> **Input for this task**:
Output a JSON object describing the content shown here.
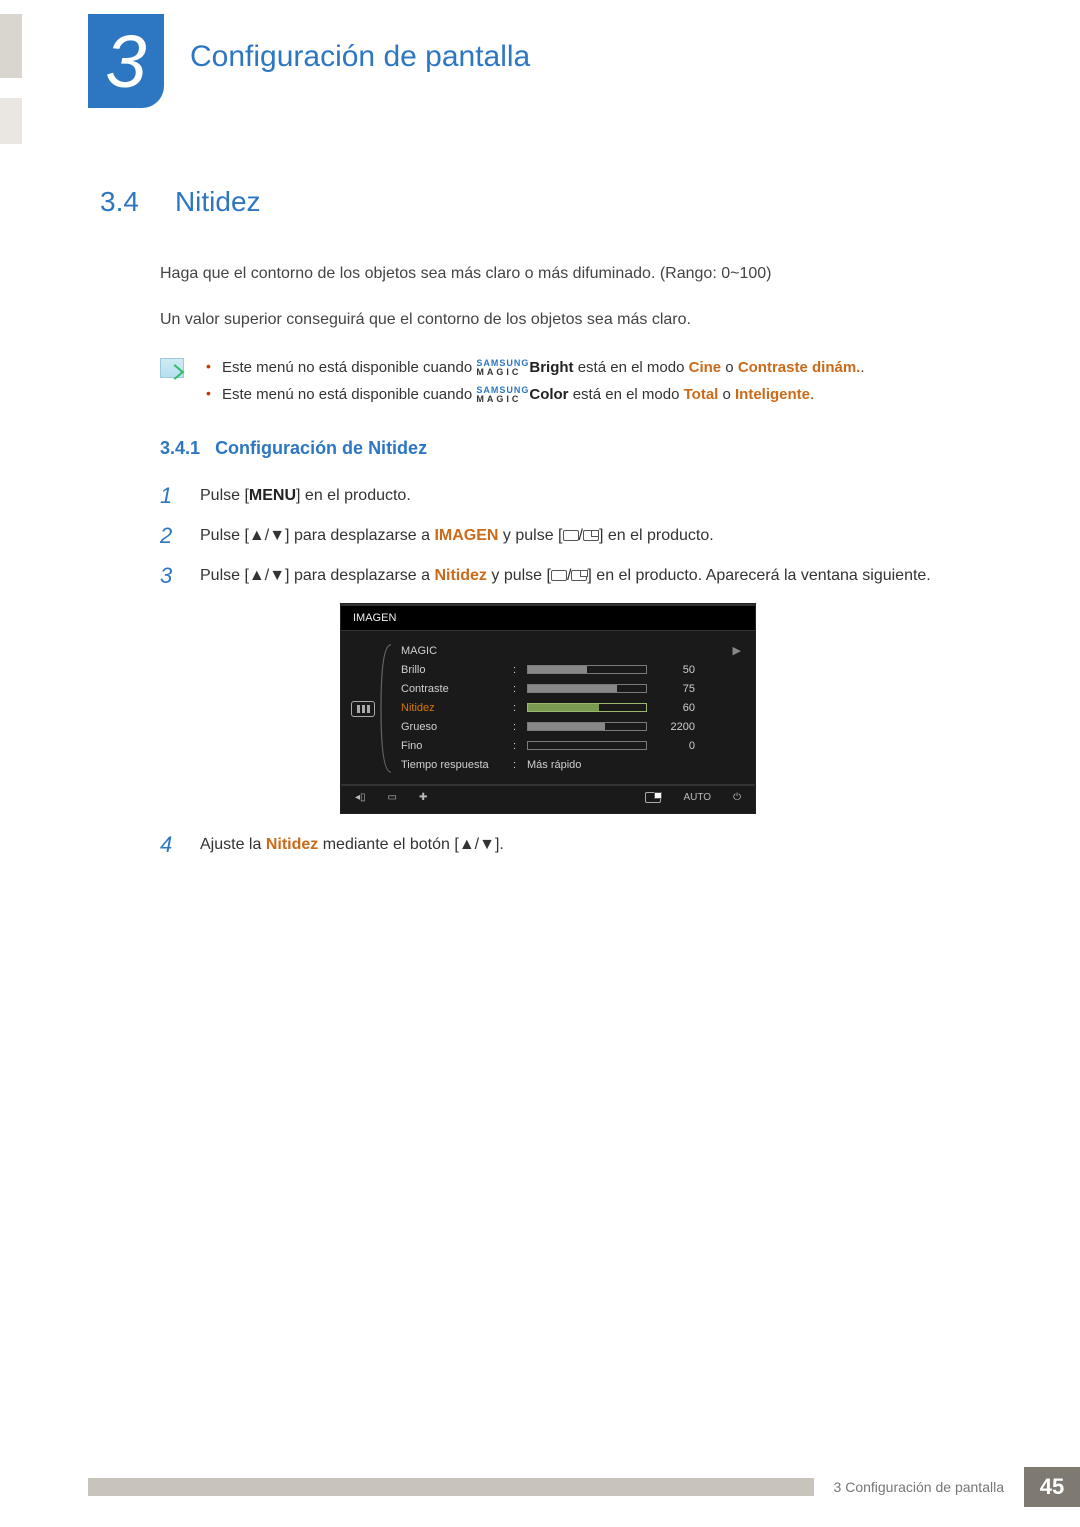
{
  "chapter": {
    "number": "3",
    "title": "Configuración de pantalla"
  },
  "section": {
    "number": "3.4",
    "title": "Nitidez"
  },
  "para1": "Haga que el contorno de los objetos sea más claro o más difuminado. (Rango: 0~100)",
  "para2": "Un valor superior conseguirá que el contorno de los objetos sea más claro.",
  "notes": {
    "magic_top": "SAMSUNG",
    "magic_bot": "MAGIC",
    "items": [
      {
        "pre": "Este menú no está disponible cuando ",
        "mid_bold": "Bright",
        "post1": " está en el modo ",
        "hl1": "Cine",
        "sep": " o ",
        "hl2": "Contraste dinám.",
        "end": "."
      },
      {
        "pre": "Este menú no está disponible cuando ",
        "mid_bold": "Color",
        "post1": " está en el modo ",
        "hl1": "Total",
        "sep": " o ",
        "hl2": "Inteligente",
        "end": "."
      }
    ]
  },
  "subsection": {
    "number": "3.4.1",
    "title": "Configuración de Nitidez"
  },
  "steps": [
    {
      "n": "1",
      "pre": "Pulse [",
      "bold": "MENU",
      "post": "] en el producto."
    },
    {
      "n": "2",
      "pre": "Pulse [",
      "ud": "▲/▼",
      "mid1": "] para desplazarse a ",
      "hl": "IMAGEN",
      "mid2": " y pulse [",
      "icons": true,
      "post": "] en el producto."
    },
    {
      "n": "3",
      "pre": "Pulse [",
      "ud": "▲/▼",
      "mid1": "] para desplazarse a ",
      "hl": "Nitidez",
      "mid2": " y pulse [",
      "icons": true,
      "post": "] en el producto. Aparecerá la ventana siguiente."
    },
    {
      "n": "4",
      "pre": "Ajuste la ",
      "hl": "Nitidez",
      "mid2": " mediante el botón [",
      "ud": "▲/▼",
      "post": "]."
    }
  ],
  "osd": {
    "title": "IMAGEN",
    "rows": [
      {
        "label": "MAGIC",
        "type": "nav"
      },
      {
        "label": "Brillo",
        "type": "bar",
        "fill": 50,
        "value": "50"
      },
      {
        "label": "Contraste",
        "type": "bar",
        "fill": 75,
        "value": "75"
      },
      {
        "label": "Nitidez",
        "type": "bar",
        "fill": 60,
        "value": "60",
        "active": true
      },
      {
        "label": "Grueso",
        "type": "bar",
        "fill": 65,
        "value": "2200"
      },
      {
        "label": "Fino",
        "type": "bar",
        "fill": 0,
        "value": "0"
      },
      {
        "label": "Tiempo respuesta",
        "type": "text",
        "text": "Más rápido"
      }
    ],
    "foot": {
      "auto": "AUTO"
    }
  },
  "footer": {
    "label": "3 Configuración de pantalla",
    "page": "45"
  }
}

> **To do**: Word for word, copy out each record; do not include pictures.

> **The answer**:
Output a JSON object describing the content shown here.
{
  "chapter": {
    "number": "3",
    "title": "Configuración de pantalla"
  },
  "section": {
    "number": "3.4",
    "title": "Nitidez"
  },
  "para1": "Haga que el contorno de los objetos sea más claro o más difuminado. (Rango: 0~100)",
  "para2": "Un valor superior conseguirá que el contorno de los objetos sea más claro.",
  "notes": {
    "magic_top": "SAMSUNG",
    "magic_bot": "MAGIC",
    "items": [
      {
        "pre": "Este menú no está disponible cuando ",
        "mid_bold": "Bright",
        "post1": " está en el modo ",
        "hl1": "Cine",
        "sep": " o ",
        "hl2": "Contraste dinám.",
        "end": "."
      },
      {
        "pre": "Este menú no está disponible cuando ",
        "mid_bold": "Color",
        "post1": " está en el modo ",
        "hl1": "Total",
        "sep": " o ",
        "hl2": "Inteligente",
        "end": "."
      }
    ]
  },
  "subsection": {
    "number": "3.4.1",
    "title": "Configuración de Nitidez"
  },
  "steps": [
    {
      "n": "1",
      "pre": "Pulse [",
      "bold": "MENU",
      "post": "] en el producto."
    },
    {
      "n": "2",
      "pre": "Pulse [",
      "ud": "▲/▼",
      "mid1": "] para desplazarse a ",
      "hl": "IMAGEN",
      "mid2": " y pulse [",
      "icons": true,
      "post": "] en el producto."
    },
    {
      "n": "3",
      "pre": "Pulse [",
      "ud": "▲/▼",
      "mid1": "] para desplazarse a ",
      "hl": "Nitidez",
      "mid2": " y pulse [",
      "icons": true,
      "post": "] en el producto. Aparecerá la ventana siguiente."
    },
    {
      "n": "4",
      "pre": "Ajuste la ",
      "hl": "Nitidez",
      "mid2": " mediante el botón [",
      "ud": "▲/▼",
      "post": "]."
    }
  ],
  "osd": {
    "title": "IMAGEN",
    "rows": [
      {
        "label": "MAGIC",
        "type": "nav"
      },
      {
        "label": "Brillo",
        "type": "bar",
        "fill": 50,
        "value": "50"
      },
      {
        "label": "Contraste",
        "type": "bar",
        "fill": 75,
        "value": "75"
      },
      {
        "label": "Nitidez",
        "type": "bar",
        "fill": 60,
        "value": "60",
        "active": true
      },
      {
        "label": "Grueso",
        "type": "bar",
        "fill": 65,
        "value": "2200"
      },
      {
        "label": "Fino",
        "type": "bar",
        "fill": 0,
        "value": "0"
      },
      {
        "label": "Tiempo respuesta",
        "type": "text",
        "text": "Más rápido"
      }
    ],
    "foot": {
      "auto": "AUTO"
    }
  },
  "footer": {
    "label": "3 Configuración de pantalla",
    "page": "45"
  }
}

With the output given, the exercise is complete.